|U.S. Classification||235/384, 235/381|
|International Classification||G06Q50/00, G07F7/10, G07C9/00, G07F13/02|
|Cooperative Classification||G07C9/00103, G07F7/1008, G06Q20/341, G06Q20/40145, G07F13/025|
|European Classification||G06Q20/40145, G06Q20/341, G07F13/02B, G07C9/00B8, G07F7/10D|
|Jan 21, 2003||AS||Assignment|
Owner name: ENTEC STATIONS, INC., ALABAMA

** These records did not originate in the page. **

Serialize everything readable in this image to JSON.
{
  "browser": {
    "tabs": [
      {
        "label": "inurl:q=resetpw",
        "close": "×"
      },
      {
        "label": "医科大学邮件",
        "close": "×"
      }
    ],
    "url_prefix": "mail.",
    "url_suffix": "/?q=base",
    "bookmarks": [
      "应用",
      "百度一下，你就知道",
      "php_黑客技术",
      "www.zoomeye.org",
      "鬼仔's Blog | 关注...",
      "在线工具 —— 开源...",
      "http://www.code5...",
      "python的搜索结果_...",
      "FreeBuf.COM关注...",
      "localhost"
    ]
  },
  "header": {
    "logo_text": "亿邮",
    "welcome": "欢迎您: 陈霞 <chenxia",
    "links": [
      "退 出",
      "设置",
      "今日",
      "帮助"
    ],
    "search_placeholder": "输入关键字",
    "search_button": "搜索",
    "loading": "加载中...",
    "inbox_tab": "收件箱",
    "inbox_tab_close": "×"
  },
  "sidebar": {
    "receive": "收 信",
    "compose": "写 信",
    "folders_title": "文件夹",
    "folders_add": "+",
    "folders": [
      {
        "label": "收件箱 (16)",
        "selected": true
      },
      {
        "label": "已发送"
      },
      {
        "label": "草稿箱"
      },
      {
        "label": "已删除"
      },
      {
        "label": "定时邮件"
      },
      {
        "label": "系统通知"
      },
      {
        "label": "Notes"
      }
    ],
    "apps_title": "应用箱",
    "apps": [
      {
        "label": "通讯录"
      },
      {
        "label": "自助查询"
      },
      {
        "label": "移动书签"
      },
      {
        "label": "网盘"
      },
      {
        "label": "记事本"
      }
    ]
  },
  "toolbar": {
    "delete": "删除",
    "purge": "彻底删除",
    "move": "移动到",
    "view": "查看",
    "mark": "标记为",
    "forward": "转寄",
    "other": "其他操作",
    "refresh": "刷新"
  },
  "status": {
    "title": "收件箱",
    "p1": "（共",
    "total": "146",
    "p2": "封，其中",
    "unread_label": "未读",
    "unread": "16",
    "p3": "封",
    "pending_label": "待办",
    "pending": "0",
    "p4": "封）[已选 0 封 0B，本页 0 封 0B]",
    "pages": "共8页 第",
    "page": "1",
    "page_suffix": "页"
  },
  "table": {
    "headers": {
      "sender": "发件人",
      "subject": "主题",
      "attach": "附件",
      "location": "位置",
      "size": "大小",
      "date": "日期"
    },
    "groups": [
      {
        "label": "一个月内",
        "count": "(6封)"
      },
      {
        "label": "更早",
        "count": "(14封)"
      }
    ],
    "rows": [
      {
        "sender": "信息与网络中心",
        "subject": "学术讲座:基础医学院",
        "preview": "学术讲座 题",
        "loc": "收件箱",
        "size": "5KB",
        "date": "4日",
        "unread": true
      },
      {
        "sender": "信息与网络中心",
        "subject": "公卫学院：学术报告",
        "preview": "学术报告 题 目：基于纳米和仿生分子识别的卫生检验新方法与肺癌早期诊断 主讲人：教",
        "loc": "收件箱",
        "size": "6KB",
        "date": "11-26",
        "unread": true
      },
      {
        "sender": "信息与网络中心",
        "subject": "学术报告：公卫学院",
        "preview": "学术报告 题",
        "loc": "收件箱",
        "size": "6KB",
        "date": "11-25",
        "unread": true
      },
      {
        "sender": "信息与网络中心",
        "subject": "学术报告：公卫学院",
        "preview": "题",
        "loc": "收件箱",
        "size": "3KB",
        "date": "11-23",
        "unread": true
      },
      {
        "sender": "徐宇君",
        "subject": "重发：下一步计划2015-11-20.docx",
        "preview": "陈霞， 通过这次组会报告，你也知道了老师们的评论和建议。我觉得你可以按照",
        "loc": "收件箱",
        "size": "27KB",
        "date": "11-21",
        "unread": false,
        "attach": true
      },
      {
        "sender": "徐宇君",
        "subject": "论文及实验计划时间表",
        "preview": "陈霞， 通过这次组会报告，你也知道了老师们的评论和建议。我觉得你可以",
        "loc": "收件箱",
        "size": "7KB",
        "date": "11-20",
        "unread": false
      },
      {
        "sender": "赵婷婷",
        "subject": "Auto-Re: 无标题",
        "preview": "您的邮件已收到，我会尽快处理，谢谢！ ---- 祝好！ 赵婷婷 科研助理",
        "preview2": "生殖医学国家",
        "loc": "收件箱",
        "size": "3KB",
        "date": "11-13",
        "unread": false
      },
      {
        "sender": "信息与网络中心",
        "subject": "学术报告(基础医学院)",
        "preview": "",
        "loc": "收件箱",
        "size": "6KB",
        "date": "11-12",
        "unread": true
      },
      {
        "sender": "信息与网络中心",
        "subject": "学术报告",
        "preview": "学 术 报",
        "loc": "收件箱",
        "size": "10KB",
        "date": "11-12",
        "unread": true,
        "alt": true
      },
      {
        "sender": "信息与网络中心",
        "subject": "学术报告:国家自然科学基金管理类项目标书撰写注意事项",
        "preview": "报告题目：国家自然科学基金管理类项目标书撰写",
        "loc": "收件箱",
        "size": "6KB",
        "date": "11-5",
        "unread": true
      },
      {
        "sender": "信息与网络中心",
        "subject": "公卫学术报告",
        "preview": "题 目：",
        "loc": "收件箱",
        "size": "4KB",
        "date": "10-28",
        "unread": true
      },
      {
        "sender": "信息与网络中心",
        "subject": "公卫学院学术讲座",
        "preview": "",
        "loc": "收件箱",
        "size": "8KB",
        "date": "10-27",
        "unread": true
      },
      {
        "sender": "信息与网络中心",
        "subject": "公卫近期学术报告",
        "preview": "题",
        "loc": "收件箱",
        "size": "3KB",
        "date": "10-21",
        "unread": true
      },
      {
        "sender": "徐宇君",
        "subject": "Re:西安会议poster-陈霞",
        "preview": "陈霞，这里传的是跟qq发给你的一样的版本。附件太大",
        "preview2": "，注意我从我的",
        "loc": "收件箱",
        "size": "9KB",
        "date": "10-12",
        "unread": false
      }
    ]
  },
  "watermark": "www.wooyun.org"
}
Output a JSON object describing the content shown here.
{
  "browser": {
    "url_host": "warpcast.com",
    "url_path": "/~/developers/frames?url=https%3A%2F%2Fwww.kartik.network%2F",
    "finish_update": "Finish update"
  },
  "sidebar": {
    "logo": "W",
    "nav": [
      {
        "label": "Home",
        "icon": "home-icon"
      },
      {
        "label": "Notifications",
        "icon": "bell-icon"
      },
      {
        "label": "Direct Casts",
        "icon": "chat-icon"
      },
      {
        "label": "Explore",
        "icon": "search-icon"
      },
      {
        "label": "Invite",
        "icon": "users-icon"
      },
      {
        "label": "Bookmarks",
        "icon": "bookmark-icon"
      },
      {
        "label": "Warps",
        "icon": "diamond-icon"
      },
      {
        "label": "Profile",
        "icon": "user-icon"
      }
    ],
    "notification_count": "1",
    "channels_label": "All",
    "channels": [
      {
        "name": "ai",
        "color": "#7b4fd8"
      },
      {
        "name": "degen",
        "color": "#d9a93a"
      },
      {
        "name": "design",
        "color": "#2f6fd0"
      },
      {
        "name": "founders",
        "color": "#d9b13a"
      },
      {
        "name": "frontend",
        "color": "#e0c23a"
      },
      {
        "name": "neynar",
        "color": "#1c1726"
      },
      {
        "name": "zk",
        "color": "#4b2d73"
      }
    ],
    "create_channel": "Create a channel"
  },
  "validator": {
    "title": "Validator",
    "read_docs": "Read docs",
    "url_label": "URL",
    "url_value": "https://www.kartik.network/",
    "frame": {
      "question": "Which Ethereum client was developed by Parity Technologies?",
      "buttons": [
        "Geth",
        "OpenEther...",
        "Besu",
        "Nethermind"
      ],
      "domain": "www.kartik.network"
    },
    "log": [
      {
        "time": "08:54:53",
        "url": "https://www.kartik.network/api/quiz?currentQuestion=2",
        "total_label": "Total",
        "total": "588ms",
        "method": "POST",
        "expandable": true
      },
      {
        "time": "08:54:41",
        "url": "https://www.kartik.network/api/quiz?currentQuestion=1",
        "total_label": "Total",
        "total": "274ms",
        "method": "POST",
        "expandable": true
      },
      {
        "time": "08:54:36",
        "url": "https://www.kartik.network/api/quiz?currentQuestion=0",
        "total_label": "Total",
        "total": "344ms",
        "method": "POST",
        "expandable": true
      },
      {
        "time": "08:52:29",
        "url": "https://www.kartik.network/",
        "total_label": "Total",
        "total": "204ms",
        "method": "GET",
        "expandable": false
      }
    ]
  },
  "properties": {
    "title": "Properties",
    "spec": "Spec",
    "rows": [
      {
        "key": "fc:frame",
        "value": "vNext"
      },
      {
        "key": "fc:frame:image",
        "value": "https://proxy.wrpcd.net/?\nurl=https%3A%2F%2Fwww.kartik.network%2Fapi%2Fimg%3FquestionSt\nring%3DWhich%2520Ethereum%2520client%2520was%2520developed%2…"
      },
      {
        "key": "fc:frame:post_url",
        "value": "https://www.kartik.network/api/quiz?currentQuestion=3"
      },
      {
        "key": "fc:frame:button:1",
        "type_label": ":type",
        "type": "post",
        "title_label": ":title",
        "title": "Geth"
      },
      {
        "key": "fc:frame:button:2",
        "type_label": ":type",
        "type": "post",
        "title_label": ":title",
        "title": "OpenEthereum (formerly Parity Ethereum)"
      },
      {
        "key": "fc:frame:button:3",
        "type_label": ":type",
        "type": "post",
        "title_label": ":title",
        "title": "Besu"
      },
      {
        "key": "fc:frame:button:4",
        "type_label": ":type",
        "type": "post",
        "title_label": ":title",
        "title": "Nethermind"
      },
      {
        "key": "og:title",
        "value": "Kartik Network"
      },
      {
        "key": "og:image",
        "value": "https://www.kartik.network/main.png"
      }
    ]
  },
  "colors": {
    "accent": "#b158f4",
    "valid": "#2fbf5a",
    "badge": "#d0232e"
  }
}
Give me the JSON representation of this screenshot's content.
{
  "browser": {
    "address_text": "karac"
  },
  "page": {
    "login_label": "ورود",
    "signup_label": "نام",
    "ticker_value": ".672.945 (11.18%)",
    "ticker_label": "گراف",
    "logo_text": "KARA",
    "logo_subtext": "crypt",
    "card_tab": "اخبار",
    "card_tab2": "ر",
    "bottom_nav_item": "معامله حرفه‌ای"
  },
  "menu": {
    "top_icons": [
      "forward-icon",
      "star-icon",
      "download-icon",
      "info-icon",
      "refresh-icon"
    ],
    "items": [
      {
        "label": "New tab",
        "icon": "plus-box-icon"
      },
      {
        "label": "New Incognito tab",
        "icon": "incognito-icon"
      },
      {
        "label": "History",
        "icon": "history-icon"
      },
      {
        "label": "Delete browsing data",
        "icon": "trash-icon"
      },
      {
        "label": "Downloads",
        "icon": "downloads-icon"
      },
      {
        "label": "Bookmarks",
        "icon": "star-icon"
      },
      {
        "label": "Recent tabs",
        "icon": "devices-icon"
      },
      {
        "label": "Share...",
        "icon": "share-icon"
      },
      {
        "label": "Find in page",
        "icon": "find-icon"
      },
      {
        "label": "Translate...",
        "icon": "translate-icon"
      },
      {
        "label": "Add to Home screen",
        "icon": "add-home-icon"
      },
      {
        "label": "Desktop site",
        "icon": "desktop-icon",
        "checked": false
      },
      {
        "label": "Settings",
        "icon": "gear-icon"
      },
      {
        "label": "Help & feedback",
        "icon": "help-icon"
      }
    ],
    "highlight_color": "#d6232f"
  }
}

Free format text: ASSIGNMENT OF ASSIGNORS INTEREST;ASSIGNOR:DEMERE, RAYMOND S.;REEL/FRAME:013681/0553
Effective date: 20030121
|Apr 23, 2007||AS||Assignment|
Owner name: PUMP-ON, LLC, ALABAMA
Free format text: ASSIGNMENT OF ASSIGNORS INTEREST;ASSIGNOR:ENTEC STATIONS, INC.;REEL/FRAME:019204/0956
Effective date: 20061004
|Jun 1, 2007||AS||Assignment|
Owner name: PUMP-ON LLC, ALABAMA
Free format text: ASSIGNMENT OF ASSIGNORS INTEREST;ASSIGNORS:DEMERE, MARTHA TEASLEY, PERSONAL REPRESENTATIVE OF THE ESTATE OF THE INVENTOR;DEMERE, RAYMOND S., AND PRESIDENT AND CEO OF ENTEC STATIONS, INC.;REEL/FRAME:019399/0293
Effective date: 20070430
|Jul 30, 2009||FPAY||Fee payment|
Year of fee payment: 4
|Sep 13, 2013||REMI||Maintenance fee reminder mailed|
|Sep 18, 2013||SULP||Surcharge for late payment|
Year of fee payment: 7
|Sep 18, 2013||FPAY||Fee payment|
Year of fee payment: 8